For a self-published author, distribution means your book is listed with retailers and available for print on demand sales. It does not mean those retailers will support you with any additional marketing efforts, nor does it mean your book will appear in bookstores or any other non-digital locations.
Distribution does mean that your book is out there though, and it broadens your ability to market by getting you on Amazon, as well as providing the bookstore options only Ingram can offer. Negotiating with the bookstore to actually purchase and shelf a few copies of your book is still left to the author, but without Ingram’s catalog, the process is made even more challenging.
Just submitting your book to a distribution channel is not a guarantee of sales. Distribution enables sales, you have to do the actual selling.
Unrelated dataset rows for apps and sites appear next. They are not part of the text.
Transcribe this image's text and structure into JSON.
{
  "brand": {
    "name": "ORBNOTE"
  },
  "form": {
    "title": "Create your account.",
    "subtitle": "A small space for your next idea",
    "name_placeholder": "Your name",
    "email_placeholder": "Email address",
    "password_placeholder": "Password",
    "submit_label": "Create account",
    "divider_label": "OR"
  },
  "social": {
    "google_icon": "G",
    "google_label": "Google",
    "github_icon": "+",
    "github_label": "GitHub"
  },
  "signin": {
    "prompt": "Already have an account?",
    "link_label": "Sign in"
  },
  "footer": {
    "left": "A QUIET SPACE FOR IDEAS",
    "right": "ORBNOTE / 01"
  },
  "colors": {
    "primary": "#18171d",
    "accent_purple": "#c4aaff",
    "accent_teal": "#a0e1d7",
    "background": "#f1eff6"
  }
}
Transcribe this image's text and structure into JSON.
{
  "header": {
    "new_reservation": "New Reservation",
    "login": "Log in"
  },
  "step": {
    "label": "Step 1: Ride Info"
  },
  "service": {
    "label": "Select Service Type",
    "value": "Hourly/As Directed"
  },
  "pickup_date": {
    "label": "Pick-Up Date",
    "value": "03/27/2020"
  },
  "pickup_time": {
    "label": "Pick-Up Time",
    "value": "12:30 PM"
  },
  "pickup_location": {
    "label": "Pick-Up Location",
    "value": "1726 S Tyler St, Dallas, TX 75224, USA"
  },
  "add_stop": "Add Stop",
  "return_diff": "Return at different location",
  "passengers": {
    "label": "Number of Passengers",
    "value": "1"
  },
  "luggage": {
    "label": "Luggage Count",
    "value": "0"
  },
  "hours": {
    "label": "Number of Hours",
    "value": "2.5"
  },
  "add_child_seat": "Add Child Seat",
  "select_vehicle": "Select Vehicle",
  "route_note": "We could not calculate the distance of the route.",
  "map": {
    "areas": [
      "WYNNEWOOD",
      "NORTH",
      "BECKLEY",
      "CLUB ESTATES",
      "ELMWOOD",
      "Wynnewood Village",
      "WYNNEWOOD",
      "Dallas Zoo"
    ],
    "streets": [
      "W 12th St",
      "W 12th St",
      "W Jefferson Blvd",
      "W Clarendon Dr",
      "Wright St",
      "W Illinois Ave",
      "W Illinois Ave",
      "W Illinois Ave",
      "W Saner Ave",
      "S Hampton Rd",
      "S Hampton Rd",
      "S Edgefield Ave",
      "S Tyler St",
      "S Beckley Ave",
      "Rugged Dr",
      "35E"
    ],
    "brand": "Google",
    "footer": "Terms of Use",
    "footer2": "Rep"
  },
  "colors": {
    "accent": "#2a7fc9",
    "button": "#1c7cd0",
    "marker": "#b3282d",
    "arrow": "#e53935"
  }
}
Distribution is another piece in the big and complex self-publishing puzzle. You’ll absolutely want your book in distribution, but how much emphasis you place on selling through distribution channels depends largely on your marketing plan. If you plan to spend most of your energy working with booksellers to get physical copies on their shelves, distribution will be central. If you plan to sell most copies by hand or through your own author website, distribution will be far less important.
In conclusion, here’s a run down of book distribution for you:
- a means to offer your book to a broader audience
- a path to in store representation (with some luck and additional work from the author)
- a way to capture readers using dedicated retail services (most often Amazon)
Distribution is NOT…
- a promise or guarantee from any retailer your book will sell
- a marketing platform – distribution is just a piece of your marketing strategy
- how you will sell most of your books
I want to reiterate that last point. Unless you are wildly successful, distribution will be a small trickle of your sales. The majority of Lulu authors see their best sales through Lulu’s Bookstore directly, or through self-purchases, sold by hand by the author. This does not mean you should avoid distribution, and if you have a well established group of followers out there, distribution will serve you well in the long run as readers find you through retail sites (again, largely Amazon). But the returns on these sales will be lower, and the value will be in exposure more than revenue.
Which brings me to the last thing on distribution I’ll say. Think of it more as exposure than as a means to sell books. Yes, of course it’s both. But the most value you’ll find from distribution will continue to be exposure. From the casual browser who finds you on Amazon, to the bookstore swayed into stocking your book thanks to the Ingram catalog, distribution will be an important piece of your marketing strategy because it allows for so many other pieces.
As a self-published author, the key to distribution will be in designing and publishing your book(s) with the standards and rules in mind (such as ISBN and page number rules, matching metadata, and fitting the sizing requirements for your format). Finding the most success for your book will depend on a multitude of factors, the distribution network you’re part of is just a piece of that puzzle.